> WORK TASK
Narrow the data below down to the lines containing "title".

> Excerpts from an interface dataset
_ _ _ _
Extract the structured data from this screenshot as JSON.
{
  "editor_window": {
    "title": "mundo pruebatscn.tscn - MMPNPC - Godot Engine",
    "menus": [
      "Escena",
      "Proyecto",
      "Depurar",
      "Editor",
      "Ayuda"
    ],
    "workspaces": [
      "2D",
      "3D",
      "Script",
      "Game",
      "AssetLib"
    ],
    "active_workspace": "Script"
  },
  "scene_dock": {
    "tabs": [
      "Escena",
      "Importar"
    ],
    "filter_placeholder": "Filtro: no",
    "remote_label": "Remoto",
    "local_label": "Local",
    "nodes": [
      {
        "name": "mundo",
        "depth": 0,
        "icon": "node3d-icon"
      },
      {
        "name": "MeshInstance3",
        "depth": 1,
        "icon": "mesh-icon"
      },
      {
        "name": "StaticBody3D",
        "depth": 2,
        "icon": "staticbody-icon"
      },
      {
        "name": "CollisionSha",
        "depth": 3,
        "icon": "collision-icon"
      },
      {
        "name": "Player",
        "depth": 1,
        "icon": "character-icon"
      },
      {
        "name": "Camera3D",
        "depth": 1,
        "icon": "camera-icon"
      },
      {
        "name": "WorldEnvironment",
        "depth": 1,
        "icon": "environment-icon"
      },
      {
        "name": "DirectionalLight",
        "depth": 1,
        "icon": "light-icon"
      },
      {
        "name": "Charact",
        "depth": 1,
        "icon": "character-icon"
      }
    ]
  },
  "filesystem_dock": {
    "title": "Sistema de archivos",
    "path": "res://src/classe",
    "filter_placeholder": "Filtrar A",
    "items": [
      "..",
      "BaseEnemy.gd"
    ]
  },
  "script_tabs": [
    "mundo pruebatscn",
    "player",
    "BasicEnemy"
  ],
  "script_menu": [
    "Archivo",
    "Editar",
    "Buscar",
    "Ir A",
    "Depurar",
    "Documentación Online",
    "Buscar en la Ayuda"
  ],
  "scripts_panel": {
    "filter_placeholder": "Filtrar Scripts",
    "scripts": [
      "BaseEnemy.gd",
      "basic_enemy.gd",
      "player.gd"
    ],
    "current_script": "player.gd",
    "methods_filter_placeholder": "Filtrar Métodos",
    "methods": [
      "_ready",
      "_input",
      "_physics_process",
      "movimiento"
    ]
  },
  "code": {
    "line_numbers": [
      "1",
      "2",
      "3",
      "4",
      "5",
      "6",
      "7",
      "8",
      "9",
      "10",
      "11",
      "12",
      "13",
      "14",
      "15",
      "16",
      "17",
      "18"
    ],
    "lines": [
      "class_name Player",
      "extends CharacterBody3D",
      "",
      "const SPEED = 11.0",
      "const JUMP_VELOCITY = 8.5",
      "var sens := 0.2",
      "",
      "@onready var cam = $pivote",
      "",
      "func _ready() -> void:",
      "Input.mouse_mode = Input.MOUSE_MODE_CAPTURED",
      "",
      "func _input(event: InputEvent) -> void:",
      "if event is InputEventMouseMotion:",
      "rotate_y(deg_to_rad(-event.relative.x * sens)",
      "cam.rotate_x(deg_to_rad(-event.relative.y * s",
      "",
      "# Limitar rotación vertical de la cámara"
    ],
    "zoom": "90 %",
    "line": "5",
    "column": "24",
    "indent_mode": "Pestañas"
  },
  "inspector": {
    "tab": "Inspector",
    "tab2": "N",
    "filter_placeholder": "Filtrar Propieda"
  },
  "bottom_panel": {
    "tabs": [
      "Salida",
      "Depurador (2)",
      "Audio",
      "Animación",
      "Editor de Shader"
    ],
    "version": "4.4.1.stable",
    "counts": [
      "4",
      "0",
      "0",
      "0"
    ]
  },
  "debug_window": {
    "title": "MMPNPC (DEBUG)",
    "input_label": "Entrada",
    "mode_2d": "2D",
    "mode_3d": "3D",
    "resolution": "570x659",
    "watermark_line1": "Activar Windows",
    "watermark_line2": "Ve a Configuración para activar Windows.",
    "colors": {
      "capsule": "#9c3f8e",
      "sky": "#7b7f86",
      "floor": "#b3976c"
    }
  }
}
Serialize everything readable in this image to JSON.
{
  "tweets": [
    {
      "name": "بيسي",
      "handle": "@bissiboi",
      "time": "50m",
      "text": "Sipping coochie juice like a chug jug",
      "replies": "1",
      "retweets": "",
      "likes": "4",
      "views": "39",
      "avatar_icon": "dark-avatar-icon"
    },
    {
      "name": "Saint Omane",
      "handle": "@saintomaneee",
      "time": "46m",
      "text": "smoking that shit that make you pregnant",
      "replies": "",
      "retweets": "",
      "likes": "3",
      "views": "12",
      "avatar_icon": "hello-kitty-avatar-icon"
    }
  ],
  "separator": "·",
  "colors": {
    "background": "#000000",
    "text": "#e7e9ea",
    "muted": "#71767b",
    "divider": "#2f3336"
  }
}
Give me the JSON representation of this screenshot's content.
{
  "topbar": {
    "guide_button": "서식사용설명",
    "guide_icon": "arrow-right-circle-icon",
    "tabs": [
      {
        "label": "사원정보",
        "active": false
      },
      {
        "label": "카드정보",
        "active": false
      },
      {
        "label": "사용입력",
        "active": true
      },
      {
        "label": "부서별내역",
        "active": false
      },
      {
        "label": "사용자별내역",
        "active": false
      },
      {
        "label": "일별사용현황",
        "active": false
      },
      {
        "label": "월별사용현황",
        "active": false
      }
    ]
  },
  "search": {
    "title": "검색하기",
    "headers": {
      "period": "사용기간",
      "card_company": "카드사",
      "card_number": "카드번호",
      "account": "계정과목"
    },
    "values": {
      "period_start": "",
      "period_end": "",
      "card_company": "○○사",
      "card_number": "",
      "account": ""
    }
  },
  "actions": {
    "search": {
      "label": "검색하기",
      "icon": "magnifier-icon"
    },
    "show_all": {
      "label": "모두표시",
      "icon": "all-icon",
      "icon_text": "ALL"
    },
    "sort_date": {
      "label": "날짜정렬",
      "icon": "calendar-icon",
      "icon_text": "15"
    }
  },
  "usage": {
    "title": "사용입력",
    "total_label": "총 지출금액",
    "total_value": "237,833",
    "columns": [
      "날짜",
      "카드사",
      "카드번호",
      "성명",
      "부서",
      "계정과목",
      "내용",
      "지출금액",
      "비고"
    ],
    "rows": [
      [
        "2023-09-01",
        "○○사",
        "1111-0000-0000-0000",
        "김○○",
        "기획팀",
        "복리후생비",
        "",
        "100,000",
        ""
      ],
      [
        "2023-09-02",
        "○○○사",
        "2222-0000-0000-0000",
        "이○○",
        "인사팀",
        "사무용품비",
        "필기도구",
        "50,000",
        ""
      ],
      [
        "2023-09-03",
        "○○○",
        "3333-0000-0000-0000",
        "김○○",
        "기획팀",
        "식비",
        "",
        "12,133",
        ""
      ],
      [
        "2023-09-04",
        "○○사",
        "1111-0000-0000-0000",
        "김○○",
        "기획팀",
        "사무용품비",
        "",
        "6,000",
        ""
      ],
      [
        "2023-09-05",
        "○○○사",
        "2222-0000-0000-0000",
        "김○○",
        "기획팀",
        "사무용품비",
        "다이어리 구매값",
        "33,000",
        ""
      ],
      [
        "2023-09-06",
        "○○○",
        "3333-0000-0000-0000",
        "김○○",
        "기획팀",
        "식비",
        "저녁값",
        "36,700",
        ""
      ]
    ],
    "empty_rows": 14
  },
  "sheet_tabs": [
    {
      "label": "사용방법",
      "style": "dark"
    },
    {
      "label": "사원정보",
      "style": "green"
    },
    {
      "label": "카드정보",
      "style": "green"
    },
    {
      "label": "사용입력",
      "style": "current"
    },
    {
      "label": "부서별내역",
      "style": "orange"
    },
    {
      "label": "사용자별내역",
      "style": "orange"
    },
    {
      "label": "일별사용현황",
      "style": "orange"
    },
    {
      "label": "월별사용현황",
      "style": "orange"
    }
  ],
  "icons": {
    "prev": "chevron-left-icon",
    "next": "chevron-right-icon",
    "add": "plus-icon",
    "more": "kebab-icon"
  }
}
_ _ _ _
> OUTPUT
    "title": "mundo pruebatscn.tscn - MMPNPC - Godot Engine",
    "title": "Sistema de archivos",
    "title": "MMPNPC (DEBUG)",
    "title": "검색하기",
    "title": "사용입력",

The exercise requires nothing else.